[[ Entries supplied open ]]

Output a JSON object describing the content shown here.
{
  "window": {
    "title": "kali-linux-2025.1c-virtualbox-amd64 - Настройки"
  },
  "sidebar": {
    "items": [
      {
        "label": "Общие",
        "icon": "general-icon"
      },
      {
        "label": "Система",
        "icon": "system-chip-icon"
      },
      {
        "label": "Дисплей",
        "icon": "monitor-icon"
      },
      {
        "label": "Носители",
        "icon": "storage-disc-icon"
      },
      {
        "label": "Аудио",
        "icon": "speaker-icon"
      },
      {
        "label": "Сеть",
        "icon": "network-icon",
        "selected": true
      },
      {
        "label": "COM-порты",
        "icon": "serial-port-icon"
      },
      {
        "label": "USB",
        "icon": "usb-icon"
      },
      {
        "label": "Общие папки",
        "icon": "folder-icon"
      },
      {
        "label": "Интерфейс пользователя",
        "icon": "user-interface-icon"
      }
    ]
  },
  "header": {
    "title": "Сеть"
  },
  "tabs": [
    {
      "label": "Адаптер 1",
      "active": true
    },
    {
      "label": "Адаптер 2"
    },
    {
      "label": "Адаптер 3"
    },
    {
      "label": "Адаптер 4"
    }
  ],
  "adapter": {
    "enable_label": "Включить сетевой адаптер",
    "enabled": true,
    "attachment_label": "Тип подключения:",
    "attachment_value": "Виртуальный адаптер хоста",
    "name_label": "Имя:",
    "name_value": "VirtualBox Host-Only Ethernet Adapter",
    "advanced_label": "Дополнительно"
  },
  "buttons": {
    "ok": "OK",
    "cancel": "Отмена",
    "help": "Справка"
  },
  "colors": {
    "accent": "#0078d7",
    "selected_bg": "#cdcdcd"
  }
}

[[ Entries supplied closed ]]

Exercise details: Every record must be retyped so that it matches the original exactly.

Problem solution:
Output a JSON object describing the content shown here.
{
  "window": {
    "title": "kali-linux-2025.1c-virtualbox-amd64 - Настройки"
  },
  "sidebar": {
    "items": [
      {
        "label": "Общие",
        "icon": "general-icon"
      },
      {
        "label": "Система",
        "icon": "system-chip-icon"
      },
      {
        "label": "Дисплей",
        "icon": "monitor-icon"
      },
      {
        "label": "Носители",
        "icon": "storage-disc-icon"
      },
      {
        "label": "Аудио",
        "icon": "speaker-icon"
      },
      {
        "label": "Сеть",
        "icon": "network-icon",
        "selected": true
      },
      {
        "label": "COM-порты",
        "icon": "serial-port-icon"
      },
      {
        "label": "USB",
        "icon": "usb-icon"
      },
      {
        "label": "Общие папки",
        "icon": "folder-icon"
      },
      {
        "label": "Интерфейс пользователя",
        "icon": "user-interface-icon"
      }
    ]
  },
  "header": {
    "title": "Сеть"
  },
  "tabs": [
    {
      "label": "Адаптер 1",
      "active": true
    },
    {
      "label": "Адаптер 2"
    },
    {
      "label": "Адаптер 3"
    },
    {
      "label": "Адаптер 4"
    }
  ],
  "adapter": {
    "enable_label": "Включить сетевой адаптер",
    "enabled": true,
    "attachment_label": "Тип подключения:",
    "attachment_value": "Виртуальный адаптер хоста",
    "name_label": "Имя:",
    "name_value": "VirtualBox Host-Only Ethernet Adapter",
    "advanced_label": "Дополнительно"
  },
  "buttons": {
    "ok": "OK",
    "cancel": "Отмена",
    "help": "Справка"
  },
  "colors": {
    "accent": "#0078d7",
    "selected_bg": "#cdcdcd"
  }
}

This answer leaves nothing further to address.